• _Directions_
Among the records below, find the lines with the word "will" and copy them.
- - - - - - -
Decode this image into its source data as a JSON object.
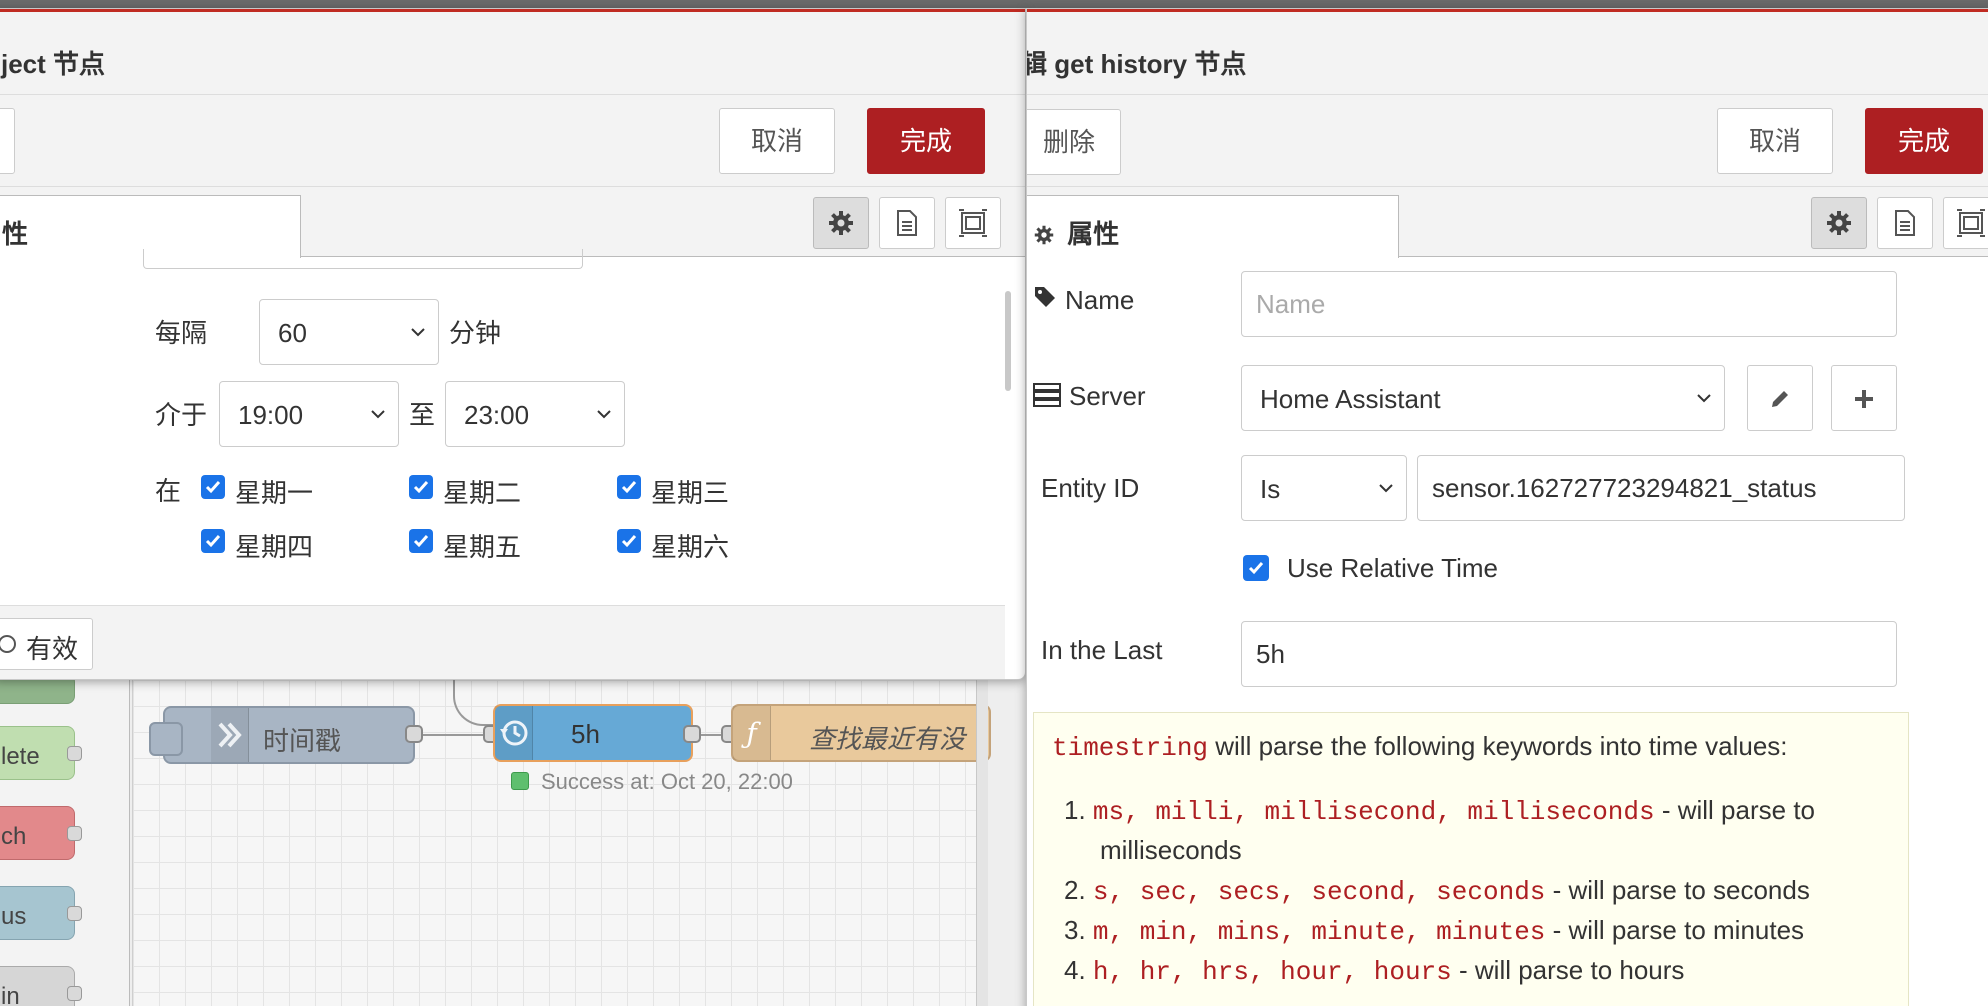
{
  "colors": {
    "primary_button": "#ad1f22",
    "checkbox": "#1a73e8",
    "title_border": "#c02b22"
  },
  "left_dialog": {
    "title": "ject 节点",
    "cancel_label": "取消",
    "done_label": "完成",
    "tab_label": "性",
    "repeat": {
      "every_label": "每隔",
      "every_value": "60",
      "every_unit": "分钟",
      "between_label": "介于",
      "from_value": "19:00",
      "to_label": "至",
      "to_value": "23:00",
      "on_label": "在",
      "days": [
        "星期一",
        "星期二",
        "星期三",
        "星期四",
        "星期五",
        "星期六"
      ]
    },
    "footer_toggle_label": "有效"
  },
  "right_dialog": {
    "title": "辑 get history 节点",
    "delete_label": "删除",
    "cancel_label": "取消",
    "done_label": "完成",
    "tab_label": "属性",
    "name": {
      "label": "Name",
      "placeholder": "Name"
    },
    "server": {
      "label": "Server",
      "value": "Home Assistant"
    },
    "entity": {
      "label": "Entity ID",
      "operator": "Is",
      "value": "sensor.162727723294821_status"
    },
    "relative_time": {
      "label": "Use Relative Time",
      "checked": true
    },
    "last": {
      "label": "In the Last",
      "value": "5h"
    },
    "help": {
      "intro_code": "timestring",
      "intro_text": " will parse the following keywords into time values:",
      "items": [
        {
          "num": "1.",
          "code": "ms, milli, millisecond, milliseconds",
          "text": " - will parse to",
          "cont": "milliseconds"
        },
        {
          "num": "2.",
          "code": "s, sec, secs, second, seconds",
          "text": " - will parse to seconds"
        },
        {
          "num": "3.",
          "code": "m, min, mins, minute, minutes",
          "text": " - will parse to minutes"
        },
        {
          "num": "4.",
          "code": "h, hr, hrs, hour, hours",
          "text": " - will parse to hours"
        }
      ]
    }
  },
  "canvas": {
    "palette_nodes": [
      "lete",
      "ch",
      "us",
      "in"
    ],
    "inject_node_label": "时间戳",
    "history_node_label": "5h",
    "history_status": "Success at: Oct 20, 22:00",
    "function_node_label": "查找最近有没"
  }
}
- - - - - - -
• _Response below_
      "intro_text": " will parse the following keywords into time values:",
          "text": " - will parse to",
          "text": " - will parse to seconds"
          "text": " - will parse to minutes"
          "text": " - will parse to hours"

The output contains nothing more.